Copy out each line of the material below that holds the string "date".

━━━━━━━━━━

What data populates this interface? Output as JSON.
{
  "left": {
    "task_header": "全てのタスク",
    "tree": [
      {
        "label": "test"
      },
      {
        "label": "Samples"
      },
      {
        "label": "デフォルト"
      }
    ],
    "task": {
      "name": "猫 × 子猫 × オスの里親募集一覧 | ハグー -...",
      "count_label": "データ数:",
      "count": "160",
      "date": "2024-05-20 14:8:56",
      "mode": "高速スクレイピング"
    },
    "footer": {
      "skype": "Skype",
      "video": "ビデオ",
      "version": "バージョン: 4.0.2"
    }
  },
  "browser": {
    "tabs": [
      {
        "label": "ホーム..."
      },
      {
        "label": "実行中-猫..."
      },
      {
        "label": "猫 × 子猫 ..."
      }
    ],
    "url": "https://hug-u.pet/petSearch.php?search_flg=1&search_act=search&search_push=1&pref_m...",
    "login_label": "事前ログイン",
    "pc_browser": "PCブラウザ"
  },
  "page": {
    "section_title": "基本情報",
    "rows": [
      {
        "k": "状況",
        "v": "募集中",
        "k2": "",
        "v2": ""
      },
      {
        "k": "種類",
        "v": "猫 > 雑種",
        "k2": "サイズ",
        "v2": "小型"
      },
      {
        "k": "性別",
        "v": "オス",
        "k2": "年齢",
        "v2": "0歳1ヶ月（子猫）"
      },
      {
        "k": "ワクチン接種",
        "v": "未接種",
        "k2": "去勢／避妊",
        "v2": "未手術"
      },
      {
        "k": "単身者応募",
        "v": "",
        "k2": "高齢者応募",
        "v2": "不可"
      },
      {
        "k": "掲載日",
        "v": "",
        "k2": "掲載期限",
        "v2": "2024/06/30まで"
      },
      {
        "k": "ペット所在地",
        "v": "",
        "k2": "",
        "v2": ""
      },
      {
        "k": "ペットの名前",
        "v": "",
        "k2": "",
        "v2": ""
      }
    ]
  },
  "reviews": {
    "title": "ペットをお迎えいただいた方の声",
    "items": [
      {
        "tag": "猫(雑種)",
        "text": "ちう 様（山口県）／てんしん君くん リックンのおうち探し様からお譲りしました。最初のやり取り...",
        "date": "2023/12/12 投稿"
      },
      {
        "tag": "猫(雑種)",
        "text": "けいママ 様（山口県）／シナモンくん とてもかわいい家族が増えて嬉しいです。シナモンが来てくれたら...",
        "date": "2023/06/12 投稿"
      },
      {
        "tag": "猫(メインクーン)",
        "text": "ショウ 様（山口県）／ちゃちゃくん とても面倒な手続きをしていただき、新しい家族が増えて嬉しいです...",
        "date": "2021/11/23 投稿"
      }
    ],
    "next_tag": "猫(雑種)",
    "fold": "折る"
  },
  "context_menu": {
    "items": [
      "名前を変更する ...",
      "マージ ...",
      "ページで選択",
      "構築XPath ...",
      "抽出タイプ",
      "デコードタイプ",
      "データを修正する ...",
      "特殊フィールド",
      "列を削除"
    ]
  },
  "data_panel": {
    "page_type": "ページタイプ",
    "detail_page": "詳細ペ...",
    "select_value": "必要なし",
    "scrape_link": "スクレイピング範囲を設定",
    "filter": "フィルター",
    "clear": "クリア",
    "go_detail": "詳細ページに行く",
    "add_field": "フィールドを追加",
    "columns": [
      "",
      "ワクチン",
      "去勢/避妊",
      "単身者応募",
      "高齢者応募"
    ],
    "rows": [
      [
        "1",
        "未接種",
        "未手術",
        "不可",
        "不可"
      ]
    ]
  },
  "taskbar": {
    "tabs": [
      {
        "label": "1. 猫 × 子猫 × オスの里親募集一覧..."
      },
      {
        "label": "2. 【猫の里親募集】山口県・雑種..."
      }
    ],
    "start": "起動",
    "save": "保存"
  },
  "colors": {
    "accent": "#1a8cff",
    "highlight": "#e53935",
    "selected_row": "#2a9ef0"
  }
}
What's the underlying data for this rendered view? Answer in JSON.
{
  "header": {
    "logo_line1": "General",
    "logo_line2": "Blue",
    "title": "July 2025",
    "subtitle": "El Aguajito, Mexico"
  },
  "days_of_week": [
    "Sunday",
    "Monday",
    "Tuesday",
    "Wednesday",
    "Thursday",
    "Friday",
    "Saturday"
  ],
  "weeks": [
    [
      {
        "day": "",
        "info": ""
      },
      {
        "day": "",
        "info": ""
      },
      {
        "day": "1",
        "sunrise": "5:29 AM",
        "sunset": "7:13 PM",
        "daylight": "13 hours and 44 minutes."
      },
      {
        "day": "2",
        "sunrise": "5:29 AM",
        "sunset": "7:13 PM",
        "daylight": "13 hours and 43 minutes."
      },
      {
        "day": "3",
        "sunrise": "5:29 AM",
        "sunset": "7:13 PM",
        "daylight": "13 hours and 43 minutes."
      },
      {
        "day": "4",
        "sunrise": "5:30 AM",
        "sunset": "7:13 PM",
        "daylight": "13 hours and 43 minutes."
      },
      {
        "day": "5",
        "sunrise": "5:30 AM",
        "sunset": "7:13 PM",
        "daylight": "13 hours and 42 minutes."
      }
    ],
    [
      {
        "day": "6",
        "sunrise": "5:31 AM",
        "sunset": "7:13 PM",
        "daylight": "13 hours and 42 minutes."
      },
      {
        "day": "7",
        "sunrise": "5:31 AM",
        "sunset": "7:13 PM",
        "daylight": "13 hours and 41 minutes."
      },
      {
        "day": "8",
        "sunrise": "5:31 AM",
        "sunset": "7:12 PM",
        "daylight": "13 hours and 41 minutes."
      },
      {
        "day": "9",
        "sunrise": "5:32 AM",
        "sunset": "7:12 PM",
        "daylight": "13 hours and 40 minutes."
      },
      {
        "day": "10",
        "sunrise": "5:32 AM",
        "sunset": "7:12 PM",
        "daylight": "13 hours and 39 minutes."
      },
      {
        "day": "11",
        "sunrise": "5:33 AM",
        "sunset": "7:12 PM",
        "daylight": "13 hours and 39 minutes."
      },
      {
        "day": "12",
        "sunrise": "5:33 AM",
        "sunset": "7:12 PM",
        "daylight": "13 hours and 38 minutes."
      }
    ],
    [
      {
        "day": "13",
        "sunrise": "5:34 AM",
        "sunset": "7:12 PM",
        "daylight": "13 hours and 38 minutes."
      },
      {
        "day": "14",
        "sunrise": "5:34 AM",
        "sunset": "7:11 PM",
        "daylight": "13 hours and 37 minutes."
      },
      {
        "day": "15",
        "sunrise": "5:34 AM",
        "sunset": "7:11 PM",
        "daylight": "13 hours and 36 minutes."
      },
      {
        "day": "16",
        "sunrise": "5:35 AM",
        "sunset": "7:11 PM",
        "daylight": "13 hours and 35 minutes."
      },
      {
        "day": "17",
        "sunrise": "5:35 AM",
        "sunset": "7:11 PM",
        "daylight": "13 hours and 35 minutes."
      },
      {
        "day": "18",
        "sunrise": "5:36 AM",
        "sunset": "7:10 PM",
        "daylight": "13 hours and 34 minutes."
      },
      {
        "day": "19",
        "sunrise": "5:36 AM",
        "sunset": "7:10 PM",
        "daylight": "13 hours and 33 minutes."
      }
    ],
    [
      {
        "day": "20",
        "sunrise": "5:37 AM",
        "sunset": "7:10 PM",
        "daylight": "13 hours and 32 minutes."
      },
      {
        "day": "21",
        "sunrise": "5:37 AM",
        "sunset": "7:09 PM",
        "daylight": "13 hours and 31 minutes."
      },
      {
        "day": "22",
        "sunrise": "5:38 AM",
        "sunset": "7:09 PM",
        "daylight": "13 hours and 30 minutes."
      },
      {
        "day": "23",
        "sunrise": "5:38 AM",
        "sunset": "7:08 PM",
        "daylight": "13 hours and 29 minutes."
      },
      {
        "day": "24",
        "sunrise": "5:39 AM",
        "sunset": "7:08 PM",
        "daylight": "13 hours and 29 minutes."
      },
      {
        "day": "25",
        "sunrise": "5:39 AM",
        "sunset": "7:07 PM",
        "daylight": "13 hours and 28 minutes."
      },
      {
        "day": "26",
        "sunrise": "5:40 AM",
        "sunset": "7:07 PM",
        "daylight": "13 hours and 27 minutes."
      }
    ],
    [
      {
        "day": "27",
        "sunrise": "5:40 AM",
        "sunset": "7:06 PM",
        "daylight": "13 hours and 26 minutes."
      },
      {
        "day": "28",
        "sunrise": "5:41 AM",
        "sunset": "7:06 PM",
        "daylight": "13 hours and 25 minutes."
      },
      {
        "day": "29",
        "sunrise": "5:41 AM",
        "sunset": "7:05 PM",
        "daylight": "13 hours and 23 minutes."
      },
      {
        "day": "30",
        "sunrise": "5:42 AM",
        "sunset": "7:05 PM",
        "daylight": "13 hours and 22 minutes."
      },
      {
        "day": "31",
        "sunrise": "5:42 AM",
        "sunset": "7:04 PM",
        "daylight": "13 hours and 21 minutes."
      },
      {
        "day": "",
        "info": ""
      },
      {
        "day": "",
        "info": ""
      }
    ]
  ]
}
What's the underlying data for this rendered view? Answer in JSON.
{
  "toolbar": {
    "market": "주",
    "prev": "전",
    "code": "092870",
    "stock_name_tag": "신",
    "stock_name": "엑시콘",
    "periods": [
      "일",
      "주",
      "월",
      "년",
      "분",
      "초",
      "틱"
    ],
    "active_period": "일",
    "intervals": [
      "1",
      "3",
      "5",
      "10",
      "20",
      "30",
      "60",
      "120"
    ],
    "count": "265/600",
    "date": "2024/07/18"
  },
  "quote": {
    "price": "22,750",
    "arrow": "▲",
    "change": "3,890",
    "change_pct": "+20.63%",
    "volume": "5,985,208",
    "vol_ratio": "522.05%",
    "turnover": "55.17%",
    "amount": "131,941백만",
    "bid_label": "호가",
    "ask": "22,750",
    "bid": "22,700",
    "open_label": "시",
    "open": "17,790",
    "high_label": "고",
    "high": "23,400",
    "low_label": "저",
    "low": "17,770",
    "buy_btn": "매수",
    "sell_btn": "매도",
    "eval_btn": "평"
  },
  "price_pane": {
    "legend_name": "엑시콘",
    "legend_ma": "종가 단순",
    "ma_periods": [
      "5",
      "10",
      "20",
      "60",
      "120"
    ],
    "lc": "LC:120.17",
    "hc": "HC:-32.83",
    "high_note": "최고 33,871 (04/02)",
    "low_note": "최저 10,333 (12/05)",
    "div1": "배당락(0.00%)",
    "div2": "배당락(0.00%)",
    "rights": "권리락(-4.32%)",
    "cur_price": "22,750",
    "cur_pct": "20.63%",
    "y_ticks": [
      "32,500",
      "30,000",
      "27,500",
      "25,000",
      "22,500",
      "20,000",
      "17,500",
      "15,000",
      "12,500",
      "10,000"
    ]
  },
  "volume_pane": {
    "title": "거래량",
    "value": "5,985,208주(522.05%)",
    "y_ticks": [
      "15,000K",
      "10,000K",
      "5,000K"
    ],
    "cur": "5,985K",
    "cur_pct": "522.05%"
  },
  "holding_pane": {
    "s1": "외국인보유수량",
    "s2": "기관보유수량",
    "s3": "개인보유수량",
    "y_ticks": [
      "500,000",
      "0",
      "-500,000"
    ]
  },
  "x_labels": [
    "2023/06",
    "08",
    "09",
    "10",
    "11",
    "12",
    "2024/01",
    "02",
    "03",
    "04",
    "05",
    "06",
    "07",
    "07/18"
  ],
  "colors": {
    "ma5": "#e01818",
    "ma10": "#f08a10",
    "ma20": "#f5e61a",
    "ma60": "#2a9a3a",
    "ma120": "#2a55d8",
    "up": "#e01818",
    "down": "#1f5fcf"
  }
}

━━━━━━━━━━

SOLUTION FOR THIS PROBLEM:
      "date": "2024-05-20 14:8:56",
        "date": "2023/12/12 投稿"
        "date": "2023/06/12 投稿"
        "date": "2021/11/23 投稿"
    "date": "2024/07/18"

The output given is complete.